▸ **EXERCISE INSTRUCTIONS**:
Lines with "Ψεκασμών": please show every one of them from the listing below.
====== DATA RECORDS
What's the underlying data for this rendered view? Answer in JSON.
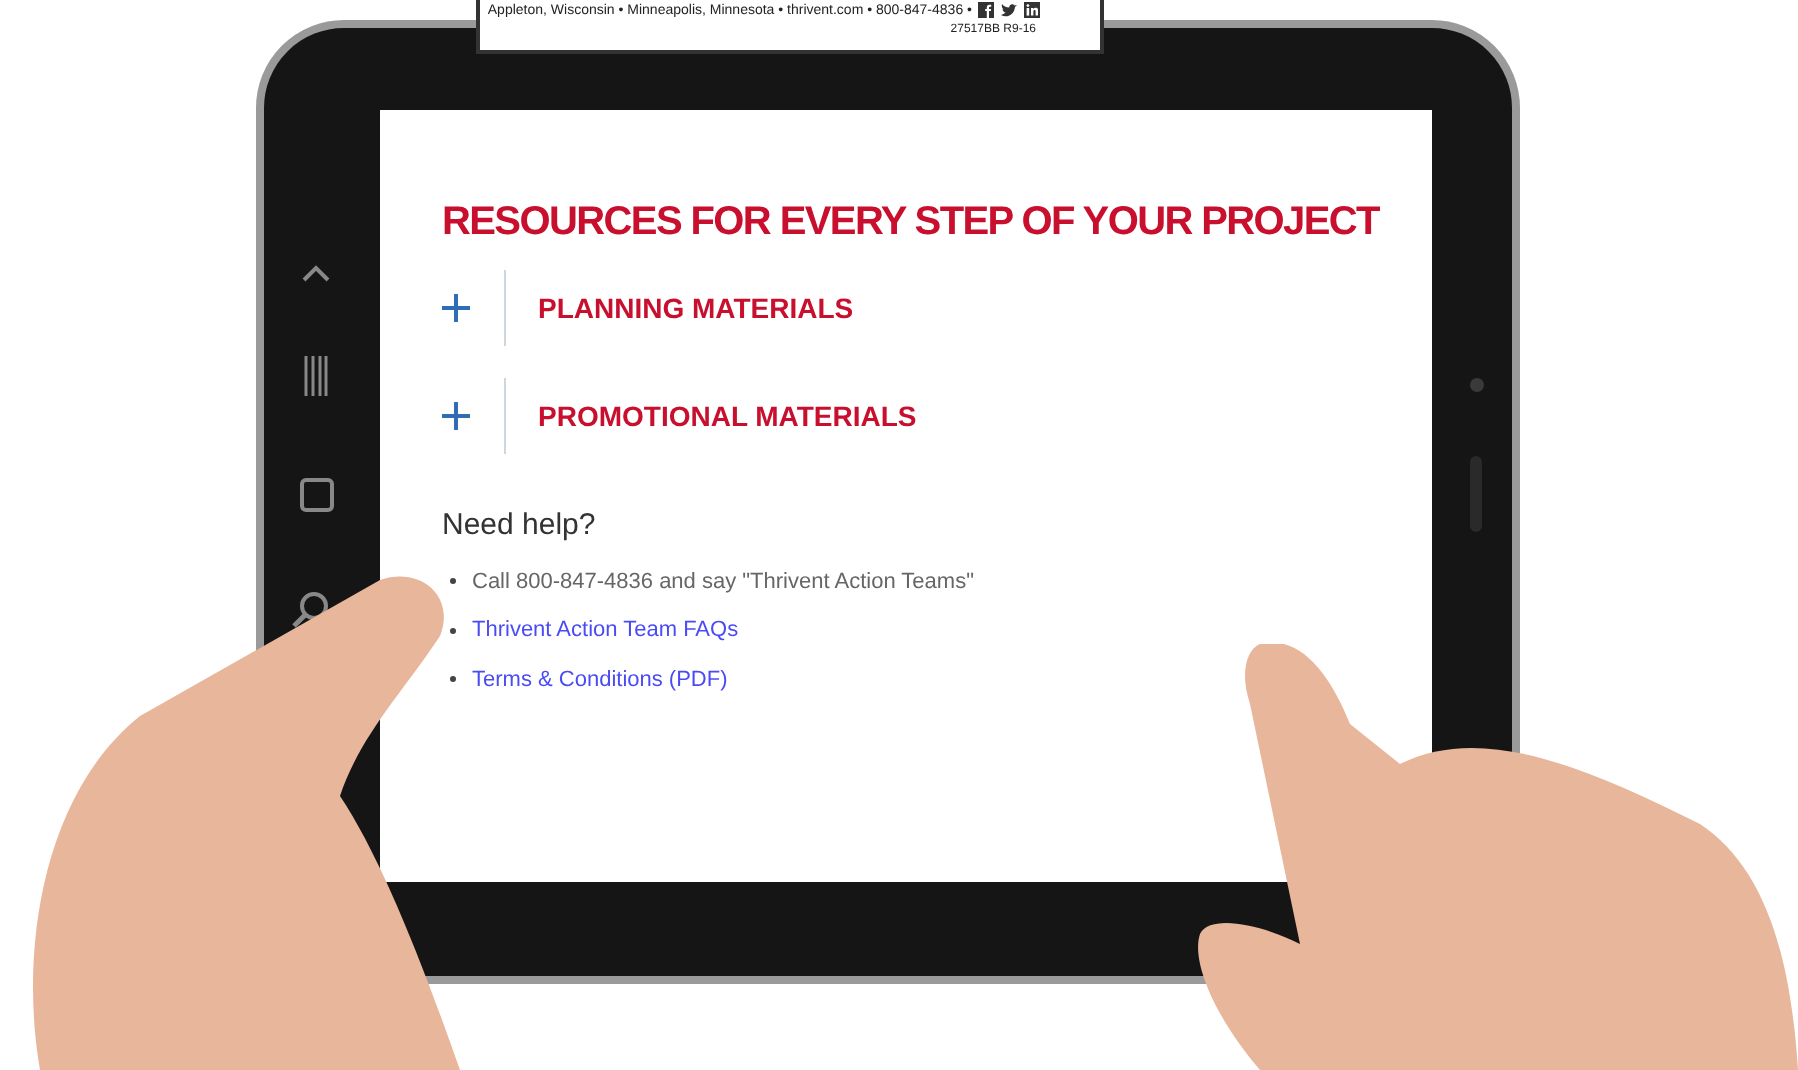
{
  "paper_strip": {
    "address": "Appleton, Wisconsin • Minneapolis, Minnesota • thrivent.com • 800-847-4836 •",
    "code": "27517BB R9-16"
  },
  "page": {
    "heading": "RESOURCES FOR EVERY STEP OF YOUR PROJECT",
    "sections": [
      {
        "label": "PLANNING MATERIALS",
        "expanded": false
      },
      {
        "label": "PROMOTIONAL MATERIALS",
        "expanded": false
      }
    ],
    "help": {
      "title": "Need help?",
      "items": [
        {
          "kind": "text",
          "text": "Call 800-847-4836 and say \"Thrivent Action Teams\""
        },
        {
          "kind": "link",
          "text": "Thrivent Action Team FAQs"
        },
        {
          "kind": "link",
          "text": "Terms & Conditions (PDF)"
        }
      ]
    }
  }
}
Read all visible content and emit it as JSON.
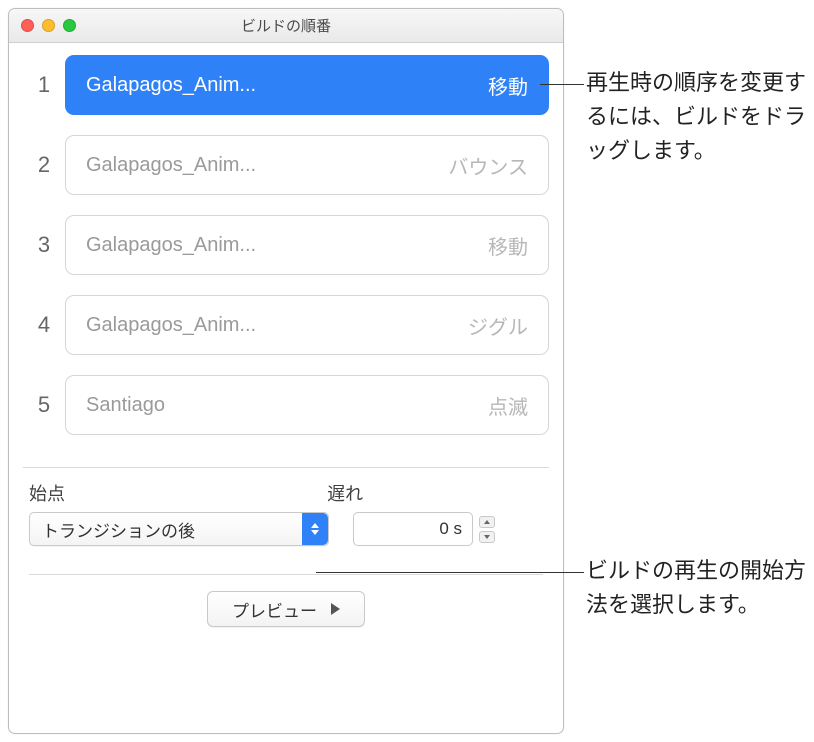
{
  "window": {
    "title": "ビルドの順番"
  },
  "builds": [
    {
      "index": "1",
      "name": "Galapagos_Anim...",
      "effect": "移動",
      "selected": true
    },
    {
      "index": "2",
      "name": "Galapagos_Anim...",
      "effect": "バウンス",
      "selected": false
    },
    {
      "index": "3",
      "name": "Galapagos_Anim...",
      "effect": "移動",
      "selected": false
    },
    {
      "index": "4",
      "name": "Galapagos_Anim...",
      "effect": "ジグル",
      "selected": false
    },
    {
      "index": "5",
      "name": "Santiago",
      "effect": "点滅",
      "selected": false
    }
  ],
  "controls": {
    "start_label": "始点",
    "delay_label": "遅れ",
    "start_value": "トランジションの後",
    "delay_value": "0 s"
  },
  "preview": {
    "label": "プレビュー"
  },
  "callouts": {
    "c1": "再生時の順序を変更するには、ビルドをドラッグします。",
    "c2": "ビルドの再生の開始方法を選択します。"
  }
}
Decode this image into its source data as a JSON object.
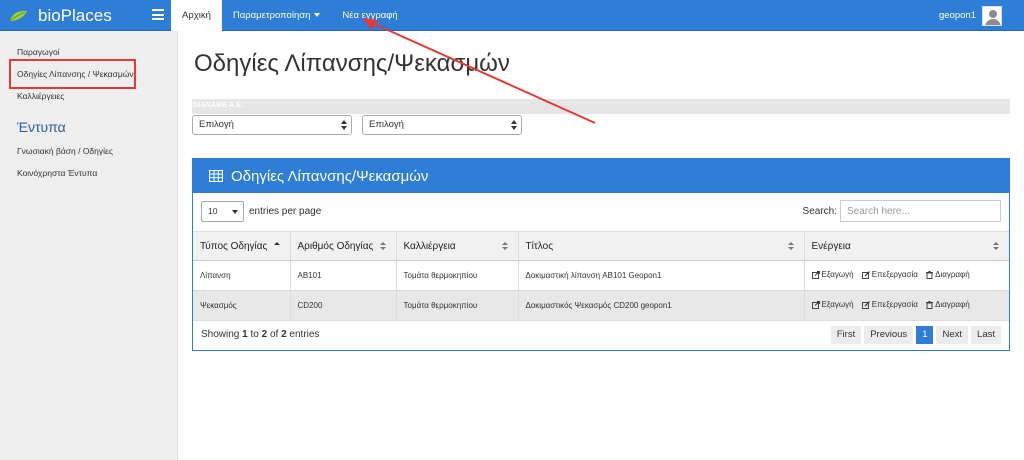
{
  "app": {
    "name": "bioPlaces"
  },
  "nav": {
    "tabs": [
      {
        "label": "Αρχική",
        "active": true
      },
      {
        "label": "Παραμετροποίηση",
        "dropdown": true
      },
      {
        "label": "Νέα εγγραφή"
      }
    ]
  },
  "user": {
    "name": "geopon1"
  },
  "sidebar": {
    "items": [
      {
        "label": "Παραγωγοί"
      },
      {
        "label": "Οδηγίες Λίπανσης / Ψεκασμών"
      },
      {
        "label": "Καλλιέργειες"
      }
    ],
    "section_title": "Έντυπα",
    "section_items": [
      {
        "label": "Γνωσιακή βάση / Οδηγίες"
      },
      {
        "label": "Κοινόχρηστα Έντυπα"
      }
    ]
  },
  "main": {
    "title": "Οδηγίες Λίπανσης/Ψεκασμών",
    "company_label": "DIANAME A.E.",
    "filters": [
      {
        "value": "Επιλογή"
      },
      {
        "value": "Επιλογή"
      }
    ],
    "panel": {
      "title": "Οδηγίες Λίπανσης/Ψεκασμών",
      "page_length": "10",
      "page_length_label": "entries per page",
      "search_label": "Search:",
      "search_placeholder": "Search here...",
      "columns": [
        "Τύπος Οδηγίας",
        "Αριθμός Οδηγίας",
        "Καλλιέργεια",
        "Τίτλος",
        "Ενέργεια"
      ],
      "rows": [
        {
          "type": "Λίπανση",
          "number": "AB101",
          "crop": "Τομάτα θερμοκηπίου",
          "title": "Δοκιμαστική λίπανση AB101 Geopon1"
        },
        {
          "type": "Ψεκασμός",
          "number": "CD200",
          "crop": "Τομάτα θερμοκηπίου",
          "title": "Δοκιμαστικός Ψεκασμός CD200 geopon1"
        }
      ],
      "actions": {
        "export": "Εξαγωγή",
        "edit": "Επεξεργασία",
        "delete": "Διαγραφή"
      },
      "info": {
        "prefix": "Showing",
        "from": "1",
        "to_word": "to",
        "to": "2",
        "of_word": "of",
        "total": "2",
        "suffix": "entries"
      },
      "pager": {
        "first": "First",
        "previous": "Previous",
        "current": "1",
        "next": "Next",
        "last": "Last"
      }
    }
  },
  "colors": {
    "primary": "#2e7dd6",
    "annotation": "#e53935",
    "sidebar_bg": "#eeeeee"
  },
  "icons": [
    "leaf-icon",
    "hamburger-icon",
    "caret-down-icon",
    "avatar",
    "table-icon",
    "sort-icon",
    "export-icon",
    "edit-icon",
    "trash-icon"
  ]
}
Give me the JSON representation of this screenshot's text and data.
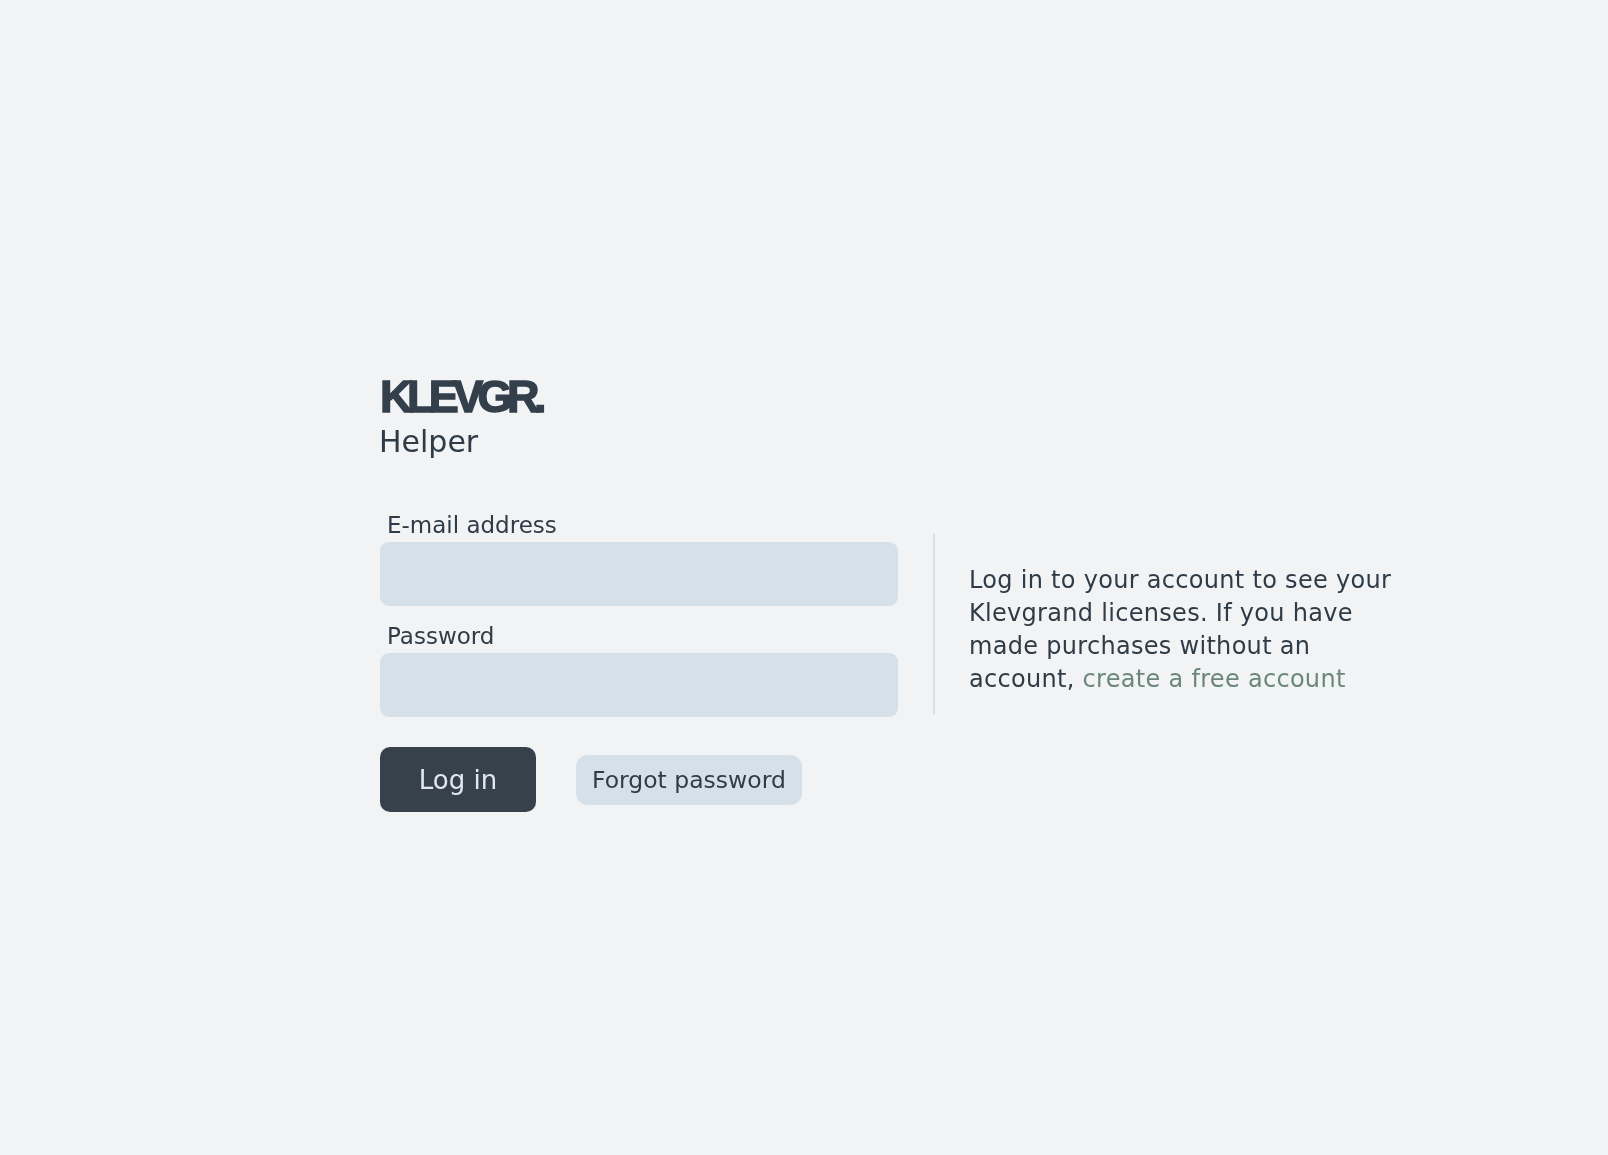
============
▸ **RESULT**:
        "label": "Οδηγίες Λίπανσης / Ψεκασμών"
    "title": "Οδηγίες Λίπανσης/Ψεκασμών",
      "title": "Οδηγίες Λίπανσης/Ψεκασμών",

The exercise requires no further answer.